ALTON is requesting an executive order to designate telecoms infrastructure as critical national security and economic infrastructure, as prescribed in the Cybercrime Act, 2015, Adebayo said. He called on the federal government to consider rolling out telecoms infrastructure across the country, instead of dissipating energy on how to impose arbitrary levies and taxes on telecoms operations in the country.
In recognition of the deficit in infrastructure rollout across the country, NCC has said the licensing of Infrastructure Companies (InfraCos) will address the shortfalls in telecoms infrastructure rollout. Danbatta assured Nigerians that the additional two InfraCos that were licensed in December would, in collaboration with the existing two InfraCos, address the shortfalls in telecoms infrastructure in the country, especially with last mile broadband capacity transmission.
Danbatta, who spoke at a panel session of the International Institute of Communications (IIC) And Regional, Telecommunications and Media Forum in Singapore, said the newly licensed InfraCos would facilitate the deployment of infrastructure for the telecommunications sector. He noted that the commission had to develop innovative solutions to fast-track infrastructure deployment with a view to deepening the nationâ€™s broadband penetration.
Industry stakeholders had earlier called on NCC to expedite action on the licensing of additional InfraCos to cover each of the six geo-political regions of the country. The stakeholders said the additional InfraCos would assist the existing two InfraCos to begin the rollout of nationwide broadband infrastructure, which would reduce the high cost of bandwidth in the country and boost online presence among Nigerians.

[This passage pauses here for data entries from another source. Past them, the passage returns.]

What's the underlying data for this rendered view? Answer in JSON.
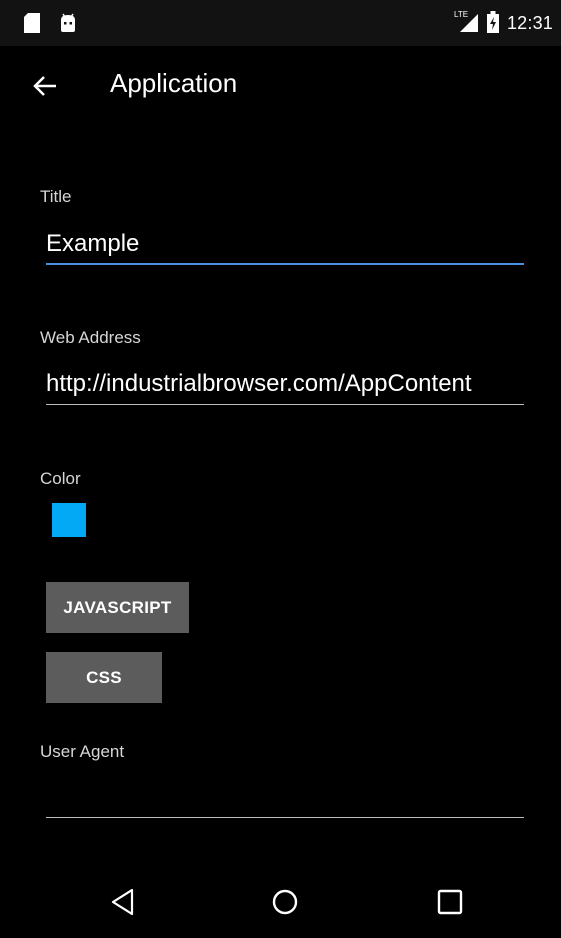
{
  "status_bar": {
    "time": "12:31",
    "network_label": "LTE",
    "icons": [
      "sd-card-icon",
      "android-icon",
      "signal-icon",
      "battery-icon"
    ]
  },
  "toolbar": {
    "title": "Application",
    "back_icon": "arrow-left-icon"
  },
  "form": {
    "title_label": "Title",
    "title_value": "Example",
    "web_address_label": "Web Address",
    "web_address_value": "http://industrialbrowser.com/AppContent",
    "color_label": "Color",
    "color_value": "#03a9f4",
    "javascript_button": "JAVASCRIPT",
    "css_button": "CSS",
    "user_agent_label": "User Agent",
    "user_agent_value": ""
  },
  "nav_bar": {
    "icons": [
      "back-triangle-icon",
      "home-circle-icon",
      "recents-square-icon"
    ]
  },
  "colors": {
    "focus_underline": "#4a90e2",
    "button_bg": "#5c5c5c",
    "swatch": "#03a9f4"
  }
}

The stakeholders were worried that the lack of sufficient broadband infrastructure had made it difficult for the telecoms operators to maintain cheap telecoms service offerings across the country. The board of NCC had recently issued two additional InfraCos licences to Zinox Technology Limited for South-east; and Brinks Integrated Solutions Limited for North-east, in addition to the MainOne that was issued InfraCo licence to cover Lagos zone, and IHS licensed to cover the North-central zone, bringing the total number of licensed InfraCos to four.